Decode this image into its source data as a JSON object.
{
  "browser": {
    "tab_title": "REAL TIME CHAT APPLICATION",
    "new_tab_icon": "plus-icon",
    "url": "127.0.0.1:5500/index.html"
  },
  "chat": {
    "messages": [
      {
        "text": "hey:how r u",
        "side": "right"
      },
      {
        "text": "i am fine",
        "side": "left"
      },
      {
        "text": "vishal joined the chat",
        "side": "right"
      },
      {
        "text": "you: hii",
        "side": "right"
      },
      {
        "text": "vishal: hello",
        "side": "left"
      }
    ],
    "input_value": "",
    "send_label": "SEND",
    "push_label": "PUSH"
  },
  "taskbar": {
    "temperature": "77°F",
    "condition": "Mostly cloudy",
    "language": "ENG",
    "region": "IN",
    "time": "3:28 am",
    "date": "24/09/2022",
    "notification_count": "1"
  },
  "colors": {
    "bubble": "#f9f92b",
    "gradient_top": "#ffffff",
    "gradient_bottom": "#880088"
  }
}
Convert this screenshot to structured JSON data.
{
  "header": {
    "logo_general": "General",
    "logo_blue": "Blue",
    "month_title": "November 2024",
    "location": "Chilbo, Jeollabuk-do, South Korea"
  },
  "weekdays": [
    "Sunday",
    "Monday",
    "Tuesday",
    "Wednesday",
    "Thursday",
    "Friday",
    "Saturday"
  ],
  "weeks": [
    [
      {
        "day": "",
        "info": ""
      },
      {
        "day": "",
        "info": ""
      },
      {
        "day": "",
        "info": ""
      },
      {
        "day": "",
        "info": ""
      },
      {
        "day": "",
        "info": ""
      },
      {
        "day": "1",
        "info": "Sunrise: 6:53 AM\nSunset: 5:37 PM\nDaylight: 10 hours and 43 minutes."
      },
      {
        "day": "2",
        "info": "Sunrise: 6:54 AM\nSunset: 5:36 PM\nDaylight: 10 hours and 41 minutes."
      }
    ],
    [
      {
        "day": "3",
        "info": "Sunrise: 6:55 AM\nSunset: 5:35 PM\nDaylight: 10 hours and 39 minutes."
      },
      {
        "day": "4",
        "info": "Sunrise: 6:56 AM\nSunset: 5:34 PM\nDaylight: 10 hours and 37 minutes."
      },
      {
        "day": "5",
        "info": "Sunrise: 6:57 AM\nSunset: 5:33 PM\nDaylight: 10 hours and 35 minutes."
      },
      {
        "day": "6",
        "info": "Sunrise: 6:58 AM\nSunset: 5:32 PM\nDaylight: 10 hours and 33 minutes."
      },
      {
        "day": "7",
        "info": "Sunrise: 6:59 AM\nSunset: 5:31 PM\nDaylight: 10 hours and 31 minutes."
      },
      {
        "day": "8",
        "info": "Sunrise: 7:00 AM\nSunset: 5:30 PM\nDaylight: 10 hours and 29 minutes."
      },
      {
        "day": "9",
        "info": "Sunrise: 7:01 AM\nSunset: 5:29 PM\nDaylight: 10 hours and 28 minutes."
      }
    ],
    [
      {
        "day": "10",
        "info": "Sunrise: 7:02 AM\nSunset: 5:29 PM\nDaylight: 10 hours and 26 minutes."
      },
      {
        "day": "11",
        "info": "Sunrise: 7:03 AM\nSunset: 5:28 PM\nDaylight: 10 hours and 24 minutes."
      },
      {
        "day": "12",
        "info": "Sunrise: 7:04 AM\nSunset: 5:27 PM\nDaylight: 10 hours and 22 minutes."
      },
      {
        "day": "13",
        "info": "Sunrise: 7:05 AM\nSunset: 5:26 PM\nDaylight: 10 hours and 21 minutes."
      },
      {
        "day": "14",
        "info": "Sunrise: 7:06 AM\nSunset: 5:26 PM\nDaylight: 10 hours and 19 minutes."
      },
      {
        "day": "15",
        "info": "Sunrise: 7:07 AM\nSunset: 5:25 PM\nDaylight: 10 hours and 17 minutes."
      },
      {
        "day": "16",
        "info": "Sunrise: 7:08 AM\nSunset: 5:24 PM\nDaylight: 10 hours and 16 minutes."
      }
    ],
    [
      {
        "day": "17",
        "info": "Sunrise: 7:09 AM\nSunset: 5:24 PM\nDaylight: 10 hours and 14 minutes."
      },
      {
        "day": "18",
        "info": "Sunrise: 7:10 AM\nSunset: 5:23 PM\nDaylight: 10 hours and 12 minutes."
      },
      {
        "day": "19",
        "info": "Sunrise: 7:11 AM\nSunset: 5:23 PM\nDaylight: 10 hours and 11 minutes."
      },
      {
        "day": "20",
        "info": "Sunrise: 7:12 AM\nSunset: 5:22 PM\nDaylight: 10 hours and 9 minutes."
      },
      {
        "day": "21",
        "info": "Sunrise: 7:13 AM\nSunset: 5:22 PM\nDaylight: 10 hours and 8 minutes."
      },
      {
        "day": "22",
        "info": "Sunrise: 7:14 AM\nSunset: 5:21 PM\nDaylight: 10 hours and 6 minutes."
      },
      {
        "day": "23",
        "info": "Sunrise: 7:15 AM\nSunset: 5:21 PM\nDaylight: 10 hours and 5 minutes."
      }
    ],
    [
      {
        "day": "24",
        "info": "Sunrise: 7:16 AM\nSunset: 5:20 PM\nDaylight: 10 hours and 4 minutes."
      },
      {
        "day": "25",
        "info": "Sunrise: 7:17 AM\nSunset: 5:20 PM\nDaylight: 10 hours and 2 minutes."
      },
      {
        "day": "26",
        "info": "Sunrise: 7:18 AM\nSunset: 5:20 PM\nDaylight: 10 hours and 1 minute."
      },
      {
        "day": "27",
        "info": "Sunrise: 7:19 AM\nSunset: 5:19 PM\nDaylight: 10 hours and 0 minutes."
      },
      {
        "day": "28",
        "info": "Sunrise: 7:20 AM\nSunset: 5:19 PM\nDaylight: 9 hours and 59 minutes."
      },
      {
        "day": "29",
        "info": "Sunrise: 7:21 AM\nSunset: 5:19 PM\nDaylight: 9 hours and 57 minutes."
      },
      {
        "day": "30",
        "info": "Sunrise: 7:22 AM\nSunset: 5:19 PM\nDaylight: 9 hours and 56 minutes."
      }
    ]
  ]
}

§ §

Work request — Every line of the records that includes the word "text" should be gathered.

Response —
        "text": "hey:how r u",
        "text": "i am fine",
        "text": "vishal joined the chat",
        "text": "you: hii",
        "text": "vishal: hello",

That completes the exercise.